- Security and interoperability: Polygon maintains a strong focus on security and interoperability with the Ethereum main chain, ensuring a seamless transition for users and developers.
Polygon’s Role in Scaling Ethereum
How Polygon enhances Ethereum’s scalability
Polygon effectively acts as a scaling layer on top of Ethereum. By offloading a substantial portion of transactions to its sidechains, it significantly increases the overall network capacity, reducing congestion on the main chain.
Layer 2 scaling solutions on Polygon
Polygon offers several Layer 2 solutions, including PoS chains, Plasma chains, and Rollup chains, each catering to different use cases and requirements. These solutions provide varying levels of scalability and security, allowing developers to choose the most suitable option for their projects.
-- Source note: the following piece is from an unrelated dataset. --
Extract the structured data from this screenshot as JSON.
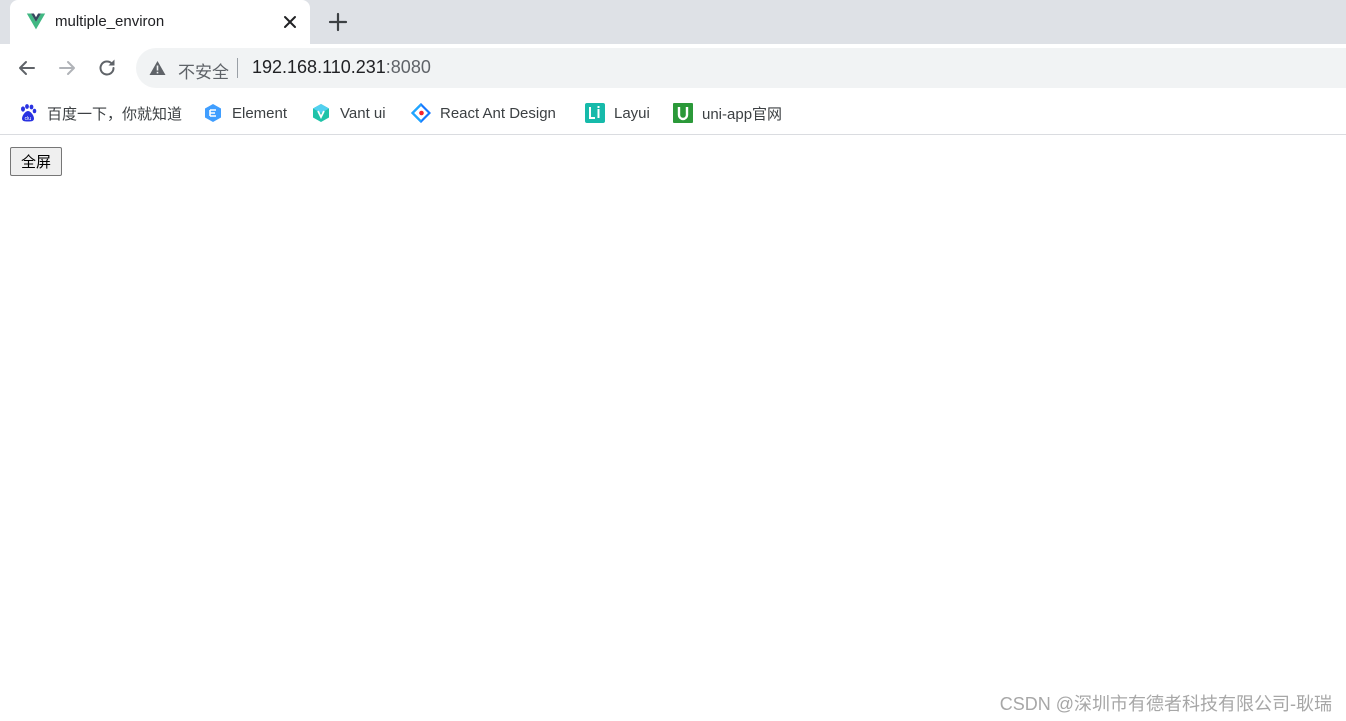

Benefits for developers and users
- Lower transaction fees: With reduced congestion on the Ethereum main chain, Polygon users benefit from significantly lower gas fees, making interactions with decentralized applications (dApps) more cost-effective.
- Faster confirmation times: Transactions on Polygon are processed quickly, offering users a seamless experience with near-instant confirmations.
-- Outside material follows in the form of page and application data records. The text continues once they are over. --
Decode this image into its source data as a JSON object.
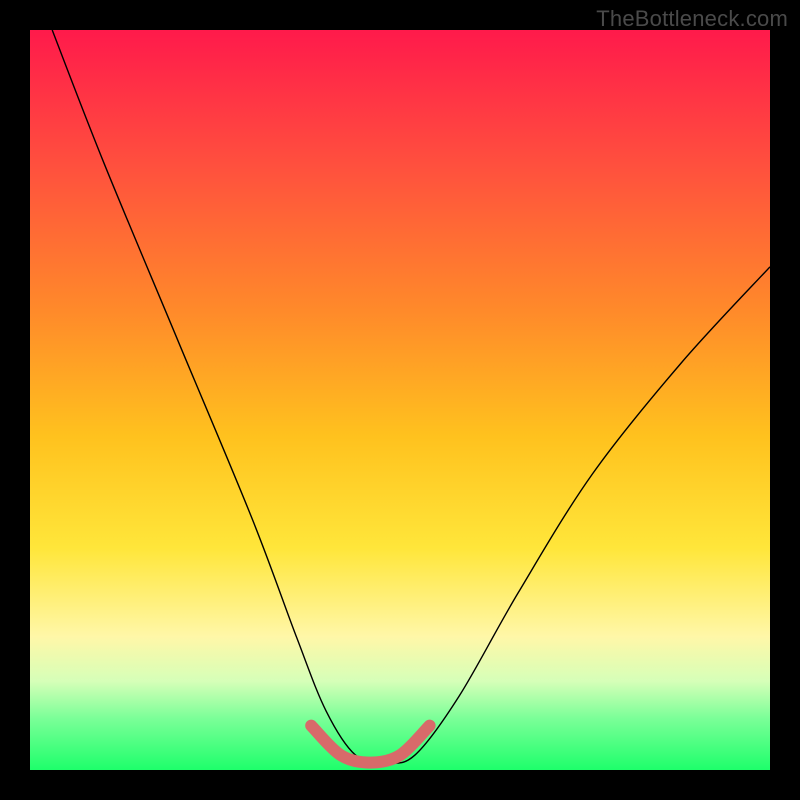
{
  "watermark": "TheBottleneck.com",
  "chart_data": {
    "type": "line",
    "title": "",
    "xlabel": "",
    "ylabel": "",
    "xlim": [
      0,
      100
    ],
    "ylim": [
      0,
      100
    ],
    "grid": false,
    "legend": false,
    "series": [
      {
        "name": "bottleneck-curve",
        "color": "#000000",
        "x": [
          3,
          10,
          20,
          30,
          36,
          40,
          44,
          48,
          52,
          58,
          66,
          76,
          88,
          100
        ],
        "y": [
          100,
          82,
          58,
          34,
          18,
          8,
          2,
          1,
          2,
          10,
          24,
          40,
          55,
          68
        ]
      },
      {
        "name": "optimal-highlight",
        "color": "#d86a6a",
        "x": [
          38,
          42,
          46,
          50,
          54
        ],
        "y": [
          6,
          2,
          1,
          2,
          6
        ]
      }
    ],
    "annotations": []
  }
}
- Enhanced user experience: The combination of lower fees and faster transactions makes Polygon an attractive choice for users and dApp developers looking to improve their offerings.
The MATIC Token: Utility and Governance
MATIC token’s role within the Polygon ecosystem
The MATIC token serves as the native cryptocurrency of the Polygon network, facilitating transactions, staking, and participating in the network’s governance.
Staking and earning rewards
Users can stake MATIC tokens to secure the network and earn rewards, contributing to its security and decentralization.
MATIC token’s governance and decision-making
MATIC token holders have a say in the network’s development and decisions through on-chain governance, ensuring a decentralized and community-driven approach.
Challenges and Future Outlook
Potential challenges and competition
Polygon faces competition from other Layer 2 solutions and blockchain networks, making continuous innovation and development crucial for its success.
Future developments and upgrades
The Polygon team is actively working on improving the network’s security, interoperability, and scalability, with plans to integrate with Ethereum 2.0.
Polygon’s role in Ethereum 2.0
Polygon aims to complement Ethereum’s transition to Ethereum 2.0 by providing scalable solutions and bridging the gap during the transition.
Polygon, with its innovative Layer 2 solutions and commitment to enhancing Ethereum’s scalability, plays a vital role in enabling the mass adoption of blockchain technology. By addressing Ethereum’s current limitations, Polygon not only benefits existing users but also opens up new possibilities for developers and enterprises, ultimately propelling the blockchain ecosystem forward into a more efficient and accessible future.